By Lt. Rick Francona
As expected, President Bush declared the deployment of five U.S. combat brigades to Baghdad and an additional 4,000 troops to Al-Anbar province. While American troops are an important factor in resolving the deteriorating security situation in Baghdad, the real key to success will be the ability – or willingness – of the Iraqi government of Prime Minister Nuri al-Maliki to become part of the solution rather than remain part of the problem.
Since he was sworn in last spring, the prime minister has stood in the way of U.S. efforts to contain the escalating sectarian violence in the capital city. American commanders have always believed (rightly so) that the major antagonist in the Shia versus Sunni violence is the radical cleric Muqtada al-Sadr and his Mahdi Army. American efforts to isolate and subsequently neutralize the group’s stronghold in Sadr City - the sprawling slum that is home to 2.5 million Shia - have been resisted or outright vetoed by al-Maliki. Al-Maliki and al-Sadr have a close relationship based on their devout Shia faith and a political alliance in the fragile coalition that rules Iraq.
If we take the President and the prime minister at their collective word, al-Maliki has finally made a commitment to act against the sectarian militias. You can use the term “sectarian militia,” but we all know that we really mean the Mahdi Army. There was likely a back-channel communication between President Bush and the Iraqi prime minister that if al-Maliki is not willing to address Muqtada al-Sadr’s death squads who have been murdering dozens of Sunnis every day, American commitment would virtually end.
Al-Maliki is now on record that he will confront the Mahdi Army. This is probably his last chance, but he faces an uphill challenge. The Sunnis in Iraq, ever distrustful of the prime minister’s alleged close ties to Iran, refer to al-Maliki as al-irani (“the Iranian”) and his office as “the Persian carpet.” As I have said before, al-Maliki must start acting like the prime minister of the government of Iraq, not the government of the Shia.
Al-Maliki’s Baghdad security plan calls for 18 Iraqi army and police brigades to deploy to the capital. Add to that the five American brigades and you begin to approach the doctrinal numbers required (1:50) to control an area. The Americans will embed a brigade with each Iraqi division, and there will be no restrictions where they can operate.

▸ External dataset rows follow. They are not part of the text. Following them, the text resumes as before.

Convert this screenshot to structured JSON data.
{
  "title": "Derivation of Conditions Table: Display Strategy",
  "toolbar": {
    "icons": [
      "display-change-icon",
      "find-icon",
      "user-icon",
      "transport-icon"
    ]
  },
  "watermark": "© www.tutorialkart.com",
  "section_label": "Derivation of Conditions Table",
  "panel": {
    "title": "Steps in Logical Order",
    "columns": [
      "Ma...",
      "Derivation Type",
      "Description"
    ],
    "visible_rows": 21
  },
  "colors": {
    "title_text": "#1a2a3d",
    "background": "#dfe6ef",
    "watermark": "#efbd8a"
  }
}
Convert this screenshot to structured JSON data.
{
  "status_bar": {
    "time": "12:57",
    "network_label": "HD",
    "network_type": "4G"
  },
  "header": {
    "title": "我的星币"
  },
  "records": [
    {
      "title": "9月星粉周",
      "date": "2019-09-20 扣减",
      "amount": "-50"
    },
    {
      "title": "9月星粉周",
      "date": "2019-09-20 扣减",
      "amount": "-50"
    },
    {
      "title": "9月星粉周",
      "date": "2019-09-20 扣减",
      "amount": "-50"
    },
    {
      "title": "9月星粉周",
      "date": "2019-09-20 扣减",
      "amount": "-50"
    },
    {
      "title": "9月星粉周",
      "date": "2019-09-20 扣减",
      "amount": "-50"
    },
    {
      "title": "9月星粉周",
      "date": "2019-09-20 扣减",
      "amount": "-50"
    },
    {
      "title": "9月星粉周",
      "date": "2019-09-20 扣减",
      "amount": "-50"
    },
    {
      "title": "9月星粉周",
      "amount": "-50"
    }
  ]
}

The solution is not a question of numbers; it is a question of attitude. There is an Arabic saying, hibr ‘ala waraq (“ink on paper,” similar to our “talk is cheap”). Let’s see if the Iraqi prime minister’s words are more than merely ink on paper. If so, the President has changed course in Iraq. If not, it’s more of the same - more of the same and time to reassess our mission in Iraq.